(Entries from a dataset of interfaces)
..........
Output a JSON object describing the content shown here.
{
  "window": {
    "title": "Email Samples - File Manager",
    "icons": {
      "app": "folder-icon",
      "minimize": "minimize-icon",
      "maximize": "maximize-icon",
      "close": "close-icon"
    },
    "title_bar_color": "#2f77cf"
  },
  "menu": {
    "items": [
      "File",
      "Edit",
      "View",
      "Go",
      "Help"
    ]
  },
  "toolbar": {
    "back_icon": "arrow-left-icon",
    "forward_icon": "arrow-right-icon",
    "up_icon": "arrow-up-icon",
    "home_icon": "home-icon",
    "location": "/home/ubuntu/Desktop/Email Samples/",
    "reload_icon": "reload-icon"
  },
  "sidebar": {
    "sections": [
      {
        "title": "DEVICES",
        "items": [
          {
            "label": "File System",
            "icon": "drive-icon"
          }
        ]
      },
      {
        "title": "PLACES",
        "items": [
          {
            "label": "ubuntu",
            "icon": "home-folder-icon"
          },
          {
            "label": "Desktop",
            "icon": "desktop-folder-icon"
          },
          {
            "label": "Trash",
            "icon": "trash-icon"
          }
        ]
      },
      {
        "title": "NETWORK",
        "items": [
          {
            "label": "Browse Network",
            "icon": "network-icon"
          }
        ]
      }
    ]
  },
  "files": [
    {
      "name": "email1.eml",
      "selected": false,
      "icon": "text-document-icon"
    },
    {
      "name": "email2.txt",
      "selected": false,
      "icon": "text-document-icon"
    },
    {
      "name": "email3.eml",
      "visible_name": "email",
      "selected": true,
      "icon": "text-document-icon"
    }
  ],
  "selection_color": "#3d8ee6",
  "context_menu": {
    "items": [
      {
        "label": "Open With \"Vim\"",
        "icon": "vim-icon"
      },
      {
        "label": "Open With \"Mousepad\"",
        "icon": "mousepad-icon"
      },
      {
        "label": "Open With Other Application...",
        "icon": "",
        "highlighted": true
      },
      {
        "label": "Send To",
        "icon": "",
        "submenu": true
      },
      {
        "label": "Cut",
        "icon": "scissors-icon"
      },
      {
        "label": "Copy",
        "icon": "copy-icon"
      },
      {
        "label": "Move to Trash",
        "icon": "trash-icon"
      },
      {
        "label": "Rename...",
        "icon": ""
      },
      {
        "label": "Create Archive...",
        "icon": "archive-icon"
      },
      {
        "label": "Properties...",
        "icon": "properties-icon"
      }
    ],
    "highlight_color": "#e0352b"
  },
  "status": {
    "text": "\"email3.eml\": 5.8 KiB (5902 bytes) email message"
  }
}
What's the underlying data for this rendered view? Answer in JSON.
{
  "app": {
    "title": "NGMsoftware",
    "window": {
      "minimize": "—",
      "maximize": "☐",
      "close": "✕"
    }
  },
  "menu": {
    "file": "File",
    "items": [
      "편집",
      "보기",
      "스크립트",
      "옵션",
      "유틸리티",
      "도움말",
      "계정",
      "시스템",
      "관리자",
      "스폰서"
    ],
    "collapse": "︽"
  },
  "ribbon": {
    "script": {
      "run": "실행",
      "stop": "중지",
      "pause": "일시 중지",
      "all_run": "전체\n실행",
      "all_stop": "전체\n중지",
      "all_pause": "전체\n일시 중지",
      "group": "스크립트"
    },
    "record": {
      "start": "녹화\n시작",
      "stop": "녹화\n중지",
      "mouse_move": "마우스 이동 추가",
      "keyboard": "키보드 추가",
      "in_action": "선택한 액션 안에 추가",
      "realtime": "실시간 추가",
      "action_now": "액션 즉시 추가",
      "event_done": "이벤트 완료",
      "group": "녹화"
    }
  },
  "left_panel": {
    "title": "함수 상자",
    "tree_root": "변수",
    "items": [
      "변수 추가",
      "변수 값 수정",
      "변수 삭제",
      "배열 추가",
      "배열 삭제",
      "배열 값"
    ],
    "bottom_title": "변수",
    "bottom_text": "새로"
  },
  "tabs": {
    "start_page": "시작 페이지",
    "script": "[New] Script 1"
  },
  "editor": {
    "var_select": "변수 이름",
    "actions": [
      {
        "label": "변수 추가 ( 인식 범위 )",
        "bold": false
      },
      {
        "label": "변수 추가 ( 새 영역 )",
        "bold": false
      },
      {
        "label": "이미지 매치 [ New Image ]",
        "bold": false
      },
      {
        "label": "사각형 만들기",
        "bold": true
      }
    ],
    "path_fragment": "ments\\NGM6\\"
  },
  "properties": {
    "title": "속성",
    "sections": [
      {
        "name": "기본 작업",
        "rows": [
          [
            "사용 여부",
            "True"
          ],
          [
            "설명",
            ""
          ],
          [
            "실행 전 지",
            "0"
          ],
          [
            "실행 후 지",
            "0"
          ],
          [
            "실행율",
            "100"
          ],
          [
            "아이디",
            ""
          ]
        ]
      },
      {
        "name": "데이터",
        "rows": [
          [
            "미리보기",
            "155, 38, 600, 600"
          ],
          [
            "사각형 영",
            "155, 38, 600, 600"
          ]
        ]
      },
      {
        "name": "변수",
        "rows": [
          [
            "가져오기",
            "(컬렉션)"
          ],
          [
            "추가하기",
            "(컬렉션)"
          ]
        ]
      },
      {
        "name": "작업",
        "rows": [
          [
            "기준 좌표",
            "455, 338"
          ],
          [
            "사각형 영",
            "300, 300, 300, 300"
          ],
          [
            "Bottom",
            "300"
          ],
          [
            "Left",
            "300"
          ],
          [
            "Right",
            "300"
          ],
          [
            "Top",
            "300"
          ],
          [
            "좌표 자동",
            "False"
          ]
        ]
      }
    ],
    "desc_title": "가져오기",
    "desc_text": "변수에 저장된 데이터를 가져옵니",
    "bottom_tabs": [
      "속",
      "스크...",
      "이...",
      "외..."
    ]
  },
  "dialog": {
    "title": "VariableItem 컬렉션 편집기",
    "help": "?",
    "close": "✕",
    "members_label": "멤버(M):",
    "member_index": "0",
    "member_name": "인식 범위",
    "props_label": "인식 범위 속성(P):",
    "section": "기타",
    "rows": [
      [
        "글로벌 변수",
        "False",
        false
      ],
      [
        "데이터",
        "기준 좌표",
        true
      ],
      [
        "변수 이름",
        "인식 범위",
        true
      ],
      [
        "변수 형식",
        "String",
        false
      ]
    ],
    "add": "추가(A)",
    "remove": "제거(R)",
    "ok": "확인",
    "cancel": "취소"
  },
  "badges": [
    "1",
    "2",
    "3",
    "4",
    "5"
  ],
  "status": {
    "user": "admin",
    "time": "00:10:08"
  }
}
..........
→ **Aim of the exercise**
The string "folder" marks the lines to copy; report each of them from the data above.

→ **Result of this task**
      "app": "folder-icon",
            "icon": "home-folder-icon"
            "icon": "desktop-folder-icon"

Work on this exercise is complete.